“Anyone who tells you they know is wrong. I cannot find any factors that predict virality and I’ve got all the data,” said the creator of the Wharton Crowdfunding Survey.
More and more, Americans are turning to crowdfunding websites to make ends meet after misfortune strikes.Research by Faculty Affiliate Ethan Mollick cautions would be crowdfunders to pay attention to typos, focus on a strong community base, and that “most projects fail by a lot or succeed by a little,” Mollick said. “Don’t aim for viral, you’re not likely to get it.”
As refugees and immigrants displaced by the Trump administration’s travel ban were halted in airports around the country, many used personal crowdfunding sites like GoFundMe to help defray the significant costs she incurred as a result of the ban.Faculty Affiliate Ethan Mollick said the sites had been a promising new venue for fund-raising because they allow for a wider array of innovative approaches to emergencies, in ways that offer donors a more personal sense of investment.
As Kickstarter, the crowdfunding platform, hits the $100 million mark for publishing projects, a study released by the University of Pennsylvania credits the platform with creating more than 300,000 full and part-time jobs. The study, by Faculty Affiliate Ethan Mollick, also reports that Kickstarter has been directly involved in creating nearly 9,000 new companies and nonprofit organizations.

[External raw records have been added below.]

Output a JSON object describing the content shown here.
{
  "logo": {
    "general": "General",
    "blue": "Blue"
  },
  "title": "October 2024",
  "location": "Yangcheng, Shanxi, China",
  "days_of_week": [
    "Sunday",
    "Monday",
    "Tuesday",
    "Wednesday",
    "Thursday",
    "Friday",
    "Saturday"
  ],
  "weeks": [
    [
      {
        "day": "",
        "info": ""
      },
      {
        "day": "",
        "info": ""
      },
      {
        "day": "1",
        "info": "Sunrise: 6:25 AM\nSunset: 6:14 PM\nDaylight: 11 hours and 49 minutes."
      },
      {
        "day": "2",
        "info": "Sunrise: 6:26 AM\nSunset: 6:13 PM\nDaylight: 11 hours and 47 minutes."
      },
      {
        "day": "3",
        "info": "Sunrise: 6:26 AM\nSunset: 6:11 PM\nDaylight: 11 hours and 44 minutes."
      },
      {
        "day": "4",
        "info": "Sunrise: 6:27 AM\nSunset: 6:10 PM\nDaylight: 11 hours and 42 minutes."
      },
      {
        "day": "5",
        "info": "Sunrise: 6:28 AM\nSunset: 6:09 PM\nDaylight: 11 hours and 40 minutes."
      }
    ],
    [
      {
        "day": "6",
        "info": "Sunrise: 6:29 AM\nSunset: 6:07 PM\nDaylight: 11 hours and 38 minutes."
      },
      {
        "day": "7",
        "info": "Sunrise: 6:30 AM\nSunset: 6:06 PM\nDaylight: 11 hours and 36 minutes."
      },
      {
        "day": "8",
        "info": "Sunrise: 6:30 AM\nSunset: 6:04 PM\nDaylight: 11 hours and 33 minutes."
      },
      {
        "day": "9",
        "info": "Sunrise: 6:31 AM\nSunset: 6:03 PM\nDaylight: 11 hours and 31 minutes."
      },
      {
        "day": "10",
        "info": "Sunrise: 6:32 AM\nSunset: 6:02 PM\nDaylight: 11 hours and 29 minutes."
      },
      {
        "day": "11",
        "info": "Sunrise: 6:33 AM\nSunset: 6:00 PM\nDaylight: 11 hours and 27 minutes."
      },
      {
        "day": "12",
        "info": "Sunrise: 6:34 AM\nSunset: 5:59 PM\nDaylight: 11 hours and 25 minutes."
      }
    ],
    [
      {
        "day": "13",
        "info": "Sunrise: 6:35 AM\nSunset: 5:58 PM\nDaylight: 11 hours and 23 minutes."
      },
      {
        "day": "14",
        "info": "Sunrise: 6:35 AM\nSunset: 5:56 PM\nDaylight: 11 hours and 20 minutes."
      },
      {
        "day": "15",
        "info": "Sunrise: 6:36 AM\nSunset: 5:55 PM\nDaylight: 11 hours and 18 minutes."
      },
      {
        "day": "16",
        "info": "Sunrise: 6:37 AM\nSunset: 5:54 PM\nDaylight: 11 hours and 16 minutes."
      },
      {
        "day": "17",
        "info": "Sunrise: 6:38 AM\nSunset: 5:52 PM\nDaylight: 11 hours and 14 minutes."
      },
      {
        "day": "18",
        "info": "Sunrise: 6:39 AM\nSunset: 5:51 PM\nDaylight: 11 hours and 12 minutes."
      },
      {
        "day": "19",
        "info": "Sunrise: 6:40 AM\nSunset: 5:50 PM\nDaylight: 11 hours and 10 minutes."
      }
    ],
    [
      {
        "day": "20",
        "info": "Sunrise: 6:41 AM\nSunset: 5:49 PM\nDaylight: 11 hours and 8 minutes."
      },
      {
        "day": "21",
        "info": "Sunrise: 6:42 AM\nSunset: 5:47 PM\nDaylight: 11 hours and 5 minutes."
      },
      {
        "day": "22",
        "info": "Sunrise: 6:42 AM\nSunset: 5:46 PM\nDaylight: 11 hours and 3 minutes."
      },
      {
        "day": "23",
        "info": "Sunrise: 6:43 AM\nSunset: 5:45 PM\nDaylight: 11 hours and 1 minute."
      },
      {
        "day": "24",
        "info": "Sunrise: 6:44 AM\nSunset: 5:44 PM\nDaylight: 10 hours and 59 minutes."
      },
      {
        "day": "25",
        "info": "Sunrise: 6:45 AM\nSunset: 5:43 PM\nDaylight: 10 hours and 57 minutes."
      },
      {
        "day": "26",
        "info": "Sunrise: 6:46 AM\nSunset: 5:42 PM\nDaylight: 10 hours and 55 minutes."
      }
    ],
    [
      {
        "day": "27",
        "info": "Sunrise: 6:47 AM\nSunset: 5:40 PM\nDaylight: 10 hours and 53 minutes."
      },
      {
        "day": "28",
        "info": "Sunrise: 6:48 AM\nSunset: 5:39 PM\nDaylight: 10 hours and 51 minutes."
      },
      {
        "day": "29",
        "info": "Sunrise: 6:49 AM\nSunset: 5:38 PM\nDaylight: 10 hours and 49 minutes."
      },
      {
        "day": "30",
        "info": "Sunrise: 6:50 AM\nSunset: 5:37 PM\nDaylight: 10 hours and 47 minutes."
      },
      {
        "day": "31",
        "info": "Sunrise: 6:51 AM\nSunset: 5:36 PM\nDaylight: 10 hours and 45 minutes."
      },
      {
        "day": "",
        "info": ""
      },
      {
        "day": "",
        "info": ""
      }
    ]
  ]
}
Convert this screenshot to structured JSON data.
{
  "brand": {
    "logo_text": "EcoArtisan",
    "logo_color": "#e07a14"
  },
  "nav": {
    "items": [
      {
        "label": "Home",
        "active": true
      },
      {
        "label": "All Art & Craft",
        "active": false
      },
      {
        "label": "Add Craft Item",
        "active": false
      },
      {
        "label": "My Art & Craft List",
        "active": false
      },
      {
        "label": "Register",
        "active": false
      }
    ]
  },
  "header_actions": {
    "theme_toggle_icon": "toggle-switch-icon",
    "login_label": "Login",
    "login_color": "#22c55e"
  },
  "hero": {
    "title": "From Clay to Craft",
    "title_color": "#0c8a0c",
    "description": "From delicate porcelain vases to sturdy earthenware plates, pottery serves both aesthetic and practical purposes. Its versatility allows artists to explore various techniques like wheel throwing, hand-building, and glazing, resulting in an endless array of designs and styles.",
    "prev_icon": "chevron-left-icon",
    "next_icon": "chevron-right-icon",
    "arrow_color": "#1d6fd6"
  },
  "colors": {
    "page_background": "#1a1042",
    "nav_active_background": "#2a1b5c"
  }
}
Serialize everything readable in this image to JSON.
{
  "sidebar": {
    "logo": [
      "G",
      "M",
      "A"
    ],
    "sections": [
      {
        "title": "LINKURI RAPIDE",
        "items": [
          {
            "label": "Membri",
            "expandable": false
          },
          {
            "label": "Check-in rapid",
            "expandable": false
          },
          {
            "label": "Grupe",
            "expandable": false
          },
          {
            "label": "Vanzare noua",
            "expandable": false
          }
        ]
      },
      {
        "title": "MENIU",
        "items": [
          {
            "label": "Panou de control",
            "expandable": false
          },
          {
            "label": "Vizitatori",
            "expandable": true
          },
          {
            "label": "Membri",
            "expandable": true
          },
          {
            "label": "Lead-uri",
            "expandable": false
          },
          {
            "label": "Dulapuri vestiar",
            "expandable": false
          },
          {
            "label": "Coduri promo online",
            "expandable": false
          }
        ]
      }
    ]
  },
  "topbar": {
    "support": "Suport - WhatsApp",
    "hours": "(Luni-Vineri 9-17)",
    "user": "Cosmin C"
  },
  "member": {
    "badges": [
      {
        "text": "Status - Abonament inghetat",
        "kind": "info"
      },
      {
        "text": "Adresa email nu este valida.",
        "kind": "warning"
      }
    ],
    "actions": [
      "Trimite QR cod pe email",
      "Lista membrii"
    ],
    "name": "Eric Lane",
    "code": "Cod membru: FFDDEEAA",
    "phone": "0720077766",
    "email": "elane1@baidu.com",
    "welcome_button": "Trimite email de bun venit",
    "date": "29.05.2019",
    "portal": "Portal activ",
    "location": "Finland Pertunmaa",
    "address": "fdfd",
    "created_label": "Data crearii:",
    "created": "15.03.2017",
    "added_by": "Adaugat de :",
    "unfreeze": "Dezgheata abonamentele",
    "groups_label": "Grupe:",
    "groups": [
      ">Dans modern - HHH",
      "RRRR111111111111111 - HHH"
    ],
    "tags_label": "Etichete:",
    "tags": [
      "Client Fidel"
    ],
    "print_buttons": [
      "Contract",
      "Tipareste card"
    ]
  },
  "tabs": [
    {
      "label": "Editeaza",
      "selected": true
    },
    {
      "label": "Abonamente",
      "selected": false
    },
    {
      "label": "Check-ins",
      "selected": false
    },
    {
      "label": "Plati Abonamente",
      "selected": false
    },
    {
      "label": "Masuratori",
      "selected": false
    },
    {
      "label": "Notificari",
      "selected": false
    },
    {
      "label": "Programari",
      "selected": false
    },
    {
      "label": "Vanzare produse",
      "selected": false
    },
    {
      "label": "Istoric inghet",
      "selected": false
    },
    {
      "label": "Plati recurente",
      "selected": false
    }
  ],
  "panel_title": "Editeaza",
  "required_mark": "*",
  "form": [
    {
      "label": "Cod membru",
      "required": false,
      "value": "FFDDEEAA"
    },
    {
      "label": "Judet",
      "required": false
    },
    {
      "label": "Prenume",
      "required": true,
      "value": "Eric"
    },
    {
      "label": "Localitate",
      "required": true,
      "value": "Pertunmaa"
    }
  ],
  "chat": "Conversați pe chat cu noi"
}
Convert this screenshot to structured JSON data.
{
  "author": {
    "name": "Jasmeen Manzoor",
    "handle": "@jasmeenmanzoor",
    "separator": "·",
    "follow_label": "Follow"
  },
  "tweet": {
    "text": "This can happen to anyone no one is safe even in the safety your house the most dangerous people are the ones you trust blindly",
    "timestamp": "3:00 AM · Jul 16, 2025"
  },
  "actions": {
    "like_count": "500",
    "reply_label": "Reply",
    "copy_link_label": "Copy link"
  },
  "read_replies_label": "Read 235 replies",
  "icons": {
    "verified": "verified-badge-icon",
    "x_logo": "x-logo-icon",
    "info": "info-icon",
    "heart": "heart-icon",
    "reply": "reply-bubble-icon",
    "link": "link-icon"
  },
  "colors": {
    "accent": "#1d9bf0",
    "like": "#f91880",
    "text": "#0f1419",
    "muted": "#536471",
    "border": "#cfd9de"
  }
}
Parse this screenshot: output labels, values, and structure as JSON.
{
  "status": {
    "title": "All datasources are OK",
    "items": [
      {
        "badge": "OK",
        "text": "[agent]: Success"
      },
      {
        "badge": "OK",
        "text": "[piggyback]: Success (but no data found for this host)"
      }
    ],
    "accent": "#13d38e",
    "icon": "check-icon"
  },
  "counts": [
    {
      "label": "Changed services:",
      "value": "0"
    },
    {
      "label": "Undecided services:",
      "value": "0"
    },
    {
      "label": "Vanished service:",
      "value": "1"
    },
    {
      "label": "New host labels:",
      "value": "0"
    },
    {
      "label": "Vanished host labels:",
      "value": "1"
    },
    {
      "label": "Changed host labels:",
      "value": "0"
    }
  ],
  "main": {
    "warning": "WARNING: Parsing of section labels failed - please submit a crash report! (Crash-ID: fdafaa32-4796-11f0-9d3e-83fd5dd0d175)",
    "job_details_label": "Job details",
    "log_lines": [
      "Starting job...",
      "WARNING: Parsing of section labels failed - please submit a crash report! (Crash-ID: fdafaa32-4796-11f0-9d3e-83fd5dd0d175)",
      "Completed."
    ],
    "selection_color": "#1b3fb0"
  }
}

Mollick also found that Kickstarter is responsible for generating $5.3 billion in economic impact for its creators and their communities.
“About 38 percent of new businesses in this country are started by women but only between 2 percent and 6 percent of those founders receive VC funding,” says Faculty Affiliate Ethan Mollick.
He also explains why a predominantly male funding landscape can be (and has been) self-perpetuating: “If you share a gender, ethnicity or social background with someone else, you’re part of the same personal and professional network and are therefore more likely to [be inclined to want to work together].”